• [EXERCISE AIM]
The answer should be each line of the records that contains the word "phone"; please copy them all.

---------- DATA FOR THIS EXERCISE ----------

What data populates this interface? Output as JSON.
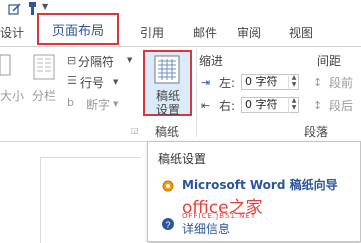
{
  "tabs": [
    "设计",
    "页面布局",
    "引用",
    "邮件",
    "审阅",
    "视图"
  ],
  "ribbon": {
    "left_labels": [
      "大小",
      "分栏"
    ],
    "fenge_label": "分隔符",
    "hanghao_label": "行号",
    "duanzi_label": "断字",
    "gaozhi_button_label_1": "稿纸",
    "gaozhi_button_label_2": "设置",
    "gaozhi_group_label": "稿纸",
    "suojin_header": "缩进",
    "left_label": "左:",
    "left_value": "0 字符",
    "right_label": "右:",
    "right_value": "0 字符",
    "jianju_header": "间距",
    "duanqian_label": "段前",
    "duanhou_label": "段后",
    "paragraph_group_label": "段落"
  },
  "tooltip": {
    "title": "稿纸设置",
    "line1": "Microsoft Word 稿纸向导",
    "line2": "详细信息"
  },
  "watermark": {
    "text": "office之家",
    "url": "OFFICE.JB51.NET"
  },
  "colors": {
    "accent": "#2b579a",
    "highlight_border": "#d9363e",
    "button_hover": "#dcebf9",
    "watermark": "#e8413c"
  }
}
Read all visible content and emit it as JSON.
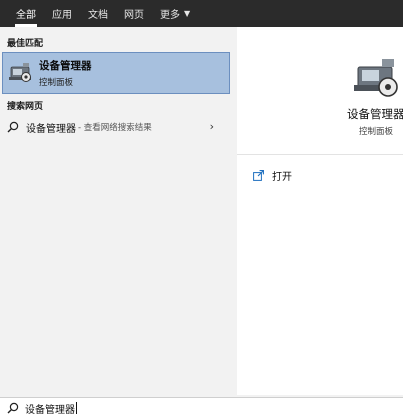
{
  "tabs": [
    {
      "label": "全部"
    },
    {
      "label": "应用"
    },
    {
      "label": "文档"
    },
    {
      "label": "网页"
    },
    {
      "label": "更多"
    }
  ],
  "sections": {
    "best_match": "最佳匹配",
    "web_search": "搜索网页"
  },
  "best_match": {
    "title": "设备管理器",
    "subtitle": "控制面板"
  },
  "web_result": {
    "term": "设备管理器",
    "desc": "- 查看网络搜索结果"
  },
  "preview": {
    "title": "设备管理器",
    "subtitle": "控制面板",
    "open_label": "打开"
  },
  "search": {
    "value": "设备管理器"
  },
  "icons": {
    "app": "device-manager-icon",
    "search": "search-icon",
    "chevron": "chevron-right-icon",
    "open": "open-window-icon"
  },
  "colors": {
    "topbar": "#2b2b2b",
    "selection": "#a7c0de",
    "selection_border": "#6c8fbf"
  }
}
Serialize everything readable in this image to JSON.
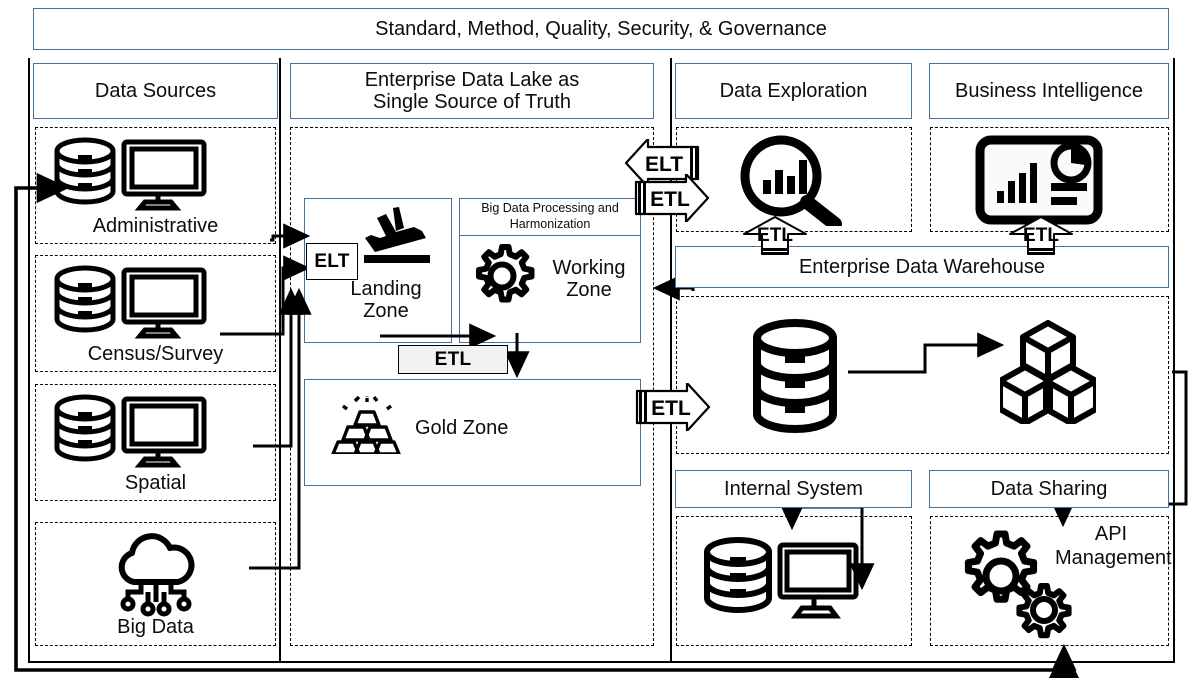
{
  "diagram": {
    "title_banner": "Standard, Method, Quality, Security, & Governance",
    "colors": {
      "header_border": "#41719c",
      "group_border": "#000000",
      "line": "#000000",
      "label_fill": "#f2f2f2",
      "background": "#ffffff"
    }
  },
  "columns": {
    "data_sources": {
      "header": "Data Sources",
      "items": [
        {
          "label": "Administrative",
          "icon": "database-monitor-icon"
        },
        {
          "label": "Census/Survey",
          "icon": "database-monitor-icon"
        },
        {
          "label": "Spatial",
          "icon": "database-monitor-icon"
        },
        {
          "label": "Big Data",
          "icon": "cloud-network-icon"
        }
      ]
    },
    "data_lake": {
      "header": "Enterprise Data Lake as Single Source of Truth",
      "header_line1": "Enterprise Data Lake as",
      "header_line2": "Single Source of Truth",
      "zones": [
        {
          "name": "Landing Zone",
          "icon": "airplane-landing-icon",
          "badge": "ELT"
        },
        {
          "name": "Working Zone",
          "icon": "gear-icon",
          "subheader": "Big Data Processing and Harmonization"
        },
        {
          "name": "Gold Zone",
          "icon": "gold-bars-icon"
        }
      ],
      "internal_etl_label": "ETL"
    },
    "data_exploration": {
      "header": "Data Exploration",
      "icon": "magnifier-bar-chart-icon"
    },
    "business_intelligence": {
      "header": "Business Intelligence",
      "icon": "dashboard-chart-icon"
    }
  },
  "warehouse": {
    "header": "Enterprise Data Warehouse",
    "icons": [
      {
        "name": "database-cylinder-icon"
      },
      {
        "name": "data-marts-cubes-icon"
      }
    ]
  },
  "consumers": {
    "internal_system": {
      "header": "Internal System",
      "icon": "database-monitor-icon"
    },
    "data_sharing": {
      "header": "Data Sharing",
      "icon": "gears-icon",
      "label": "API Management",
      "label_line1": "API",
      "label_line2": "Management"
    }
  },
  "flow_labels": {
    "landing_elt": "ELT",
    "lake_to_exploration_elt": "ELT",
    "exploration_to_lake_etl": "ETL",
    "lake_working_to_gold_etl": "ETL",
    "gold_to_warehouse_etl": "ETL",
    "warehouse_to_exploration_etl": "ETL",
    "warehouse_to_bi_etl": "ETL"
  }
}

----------
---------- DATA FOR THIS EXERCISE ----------

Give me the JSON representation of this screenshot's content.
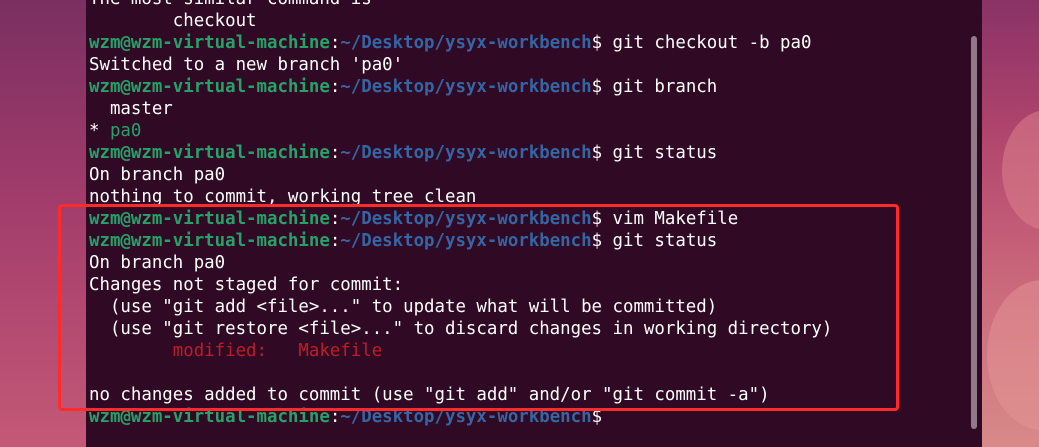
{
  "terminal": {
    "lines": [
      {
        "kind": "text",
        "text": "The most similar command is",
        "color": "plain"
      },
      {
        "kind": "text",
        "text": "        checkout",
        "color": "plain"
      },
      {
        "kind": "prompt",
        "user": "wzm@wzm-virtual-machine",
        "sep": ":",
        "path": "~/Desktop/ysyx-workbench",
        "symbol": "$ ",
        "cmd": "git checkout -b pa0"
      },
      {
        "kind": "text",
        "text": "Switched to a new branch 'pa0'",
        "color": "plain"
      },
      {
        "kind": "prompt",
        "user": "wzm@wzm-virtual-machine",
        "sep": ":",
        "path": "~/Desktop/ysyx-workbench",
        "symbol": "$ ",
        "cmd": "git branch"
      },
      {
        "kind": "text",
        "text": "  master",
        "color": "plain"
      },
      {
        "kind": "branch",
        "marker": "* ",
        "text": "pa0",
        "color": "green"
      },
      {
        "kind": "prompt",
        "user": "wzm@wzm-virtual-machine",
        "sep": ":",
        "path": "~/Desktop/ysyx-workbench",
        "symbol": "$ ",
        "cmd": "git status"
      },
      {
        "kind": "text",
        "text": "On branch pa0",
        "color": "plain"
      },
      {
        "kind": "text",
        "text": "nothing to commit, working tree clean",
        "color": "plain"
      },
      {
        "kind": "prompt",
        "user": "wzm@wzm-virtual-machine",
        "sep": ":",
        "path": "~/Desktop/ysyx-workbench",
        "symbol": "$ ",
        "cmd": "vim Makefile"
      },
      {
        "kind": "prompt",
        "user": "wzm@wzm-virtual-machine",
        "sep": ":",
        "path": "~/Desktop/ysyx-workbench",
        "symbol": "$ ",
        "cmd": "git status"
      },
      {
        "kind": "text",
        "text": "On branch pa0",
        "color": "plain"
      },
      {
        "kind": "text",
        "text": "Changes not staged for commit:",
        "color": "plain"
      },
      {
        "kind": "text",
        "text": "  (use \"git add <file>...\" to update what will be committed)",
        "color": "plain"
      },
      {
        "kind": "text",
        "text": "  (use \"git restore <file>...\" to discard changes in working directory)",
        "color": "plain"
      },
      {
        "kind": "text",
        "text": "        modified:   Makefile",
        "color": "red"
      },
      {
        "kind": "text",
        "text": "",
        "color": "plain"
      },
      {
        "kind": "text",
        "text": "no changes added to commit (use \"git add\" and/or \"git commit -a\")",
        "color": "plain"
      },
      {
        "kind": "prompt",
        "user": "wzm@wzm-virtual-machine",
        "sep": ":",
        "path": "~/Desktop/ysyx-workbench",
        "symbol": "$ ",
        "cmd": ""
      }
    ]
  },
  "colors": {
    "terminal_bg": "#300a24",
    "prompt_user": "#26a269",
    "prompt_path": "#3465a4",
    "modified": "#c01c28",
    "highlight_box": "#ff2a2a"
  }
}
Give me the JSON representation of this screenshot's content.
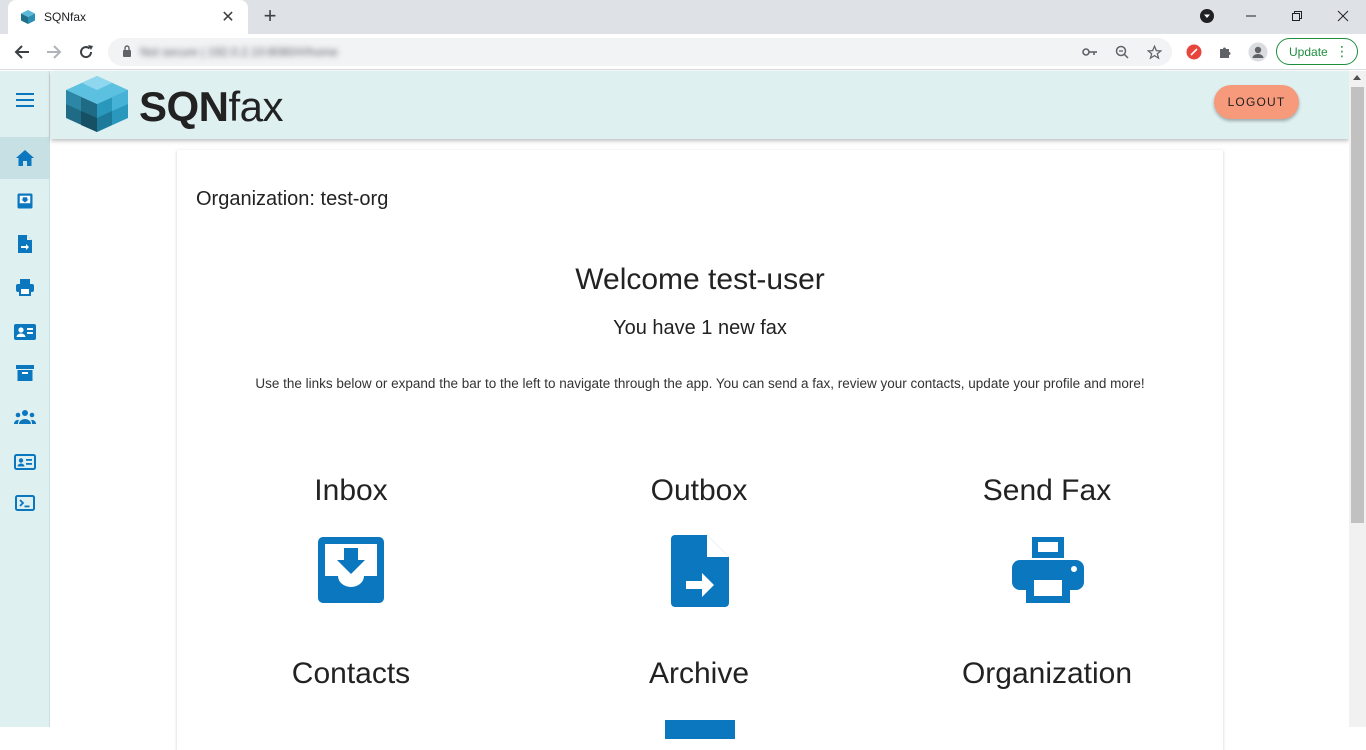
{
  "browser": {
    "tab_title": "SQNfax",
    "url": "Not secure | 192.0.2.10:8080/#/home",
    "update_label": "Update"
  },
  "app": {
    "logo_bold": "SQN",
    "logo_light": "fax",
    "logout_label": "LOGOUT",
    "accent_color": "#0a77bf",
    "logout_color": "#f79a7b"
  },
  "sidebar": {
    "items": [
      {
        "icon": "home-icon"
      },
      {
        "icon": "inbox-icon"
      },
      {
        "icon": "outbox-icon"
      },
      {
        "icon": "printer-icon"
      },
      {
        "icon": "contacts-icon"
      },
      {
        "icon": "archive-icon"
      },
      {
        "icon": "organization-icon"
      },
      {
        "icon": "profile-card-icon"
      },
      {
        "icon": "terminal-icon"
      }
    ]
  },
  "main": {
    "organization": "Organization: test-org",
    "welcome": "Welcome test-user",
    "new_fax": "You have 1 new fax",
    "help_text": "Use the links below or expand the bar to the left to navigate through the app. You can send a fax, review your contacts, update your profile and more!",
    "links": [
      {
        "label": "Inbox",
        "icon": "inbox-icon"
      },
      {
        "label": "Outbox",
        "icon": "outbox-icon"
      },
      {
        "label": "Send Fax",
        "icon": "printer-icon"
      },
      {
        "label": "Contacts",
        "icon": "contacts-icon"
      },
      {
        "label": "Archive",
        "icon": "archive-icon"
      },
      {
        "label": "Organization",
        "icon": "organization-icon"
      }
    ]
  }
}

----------
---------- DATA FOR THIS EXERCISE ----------

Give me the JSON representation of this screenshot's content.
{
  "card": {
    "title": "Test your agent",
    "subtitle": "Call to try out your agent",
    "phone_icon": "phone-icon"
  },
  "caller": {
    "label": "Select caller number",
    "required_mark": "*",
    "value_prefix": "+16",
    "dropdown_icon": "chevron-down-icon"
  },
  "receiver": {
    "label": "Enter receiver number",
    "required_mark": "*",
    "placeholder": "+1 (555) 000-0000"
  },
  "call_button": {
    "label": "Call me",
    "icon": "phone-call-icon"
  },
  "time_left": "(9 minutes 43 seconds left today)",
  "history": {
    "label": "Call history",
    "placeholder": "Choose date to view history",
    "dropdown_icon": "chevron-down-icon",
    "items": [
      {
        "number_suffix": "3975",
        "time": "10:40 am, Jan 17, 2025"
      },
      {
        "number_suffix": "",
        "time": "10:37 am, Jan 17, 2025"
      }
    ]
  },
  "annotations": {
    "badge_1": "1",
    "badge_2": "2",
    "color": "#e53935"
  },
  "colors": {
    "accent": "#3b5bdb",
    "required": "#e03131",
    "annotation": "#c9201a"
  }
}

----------

• [COMPLETED EXERCISE]
    "phone_icon": "phone-icon"
    "icon": "phone-call-icon"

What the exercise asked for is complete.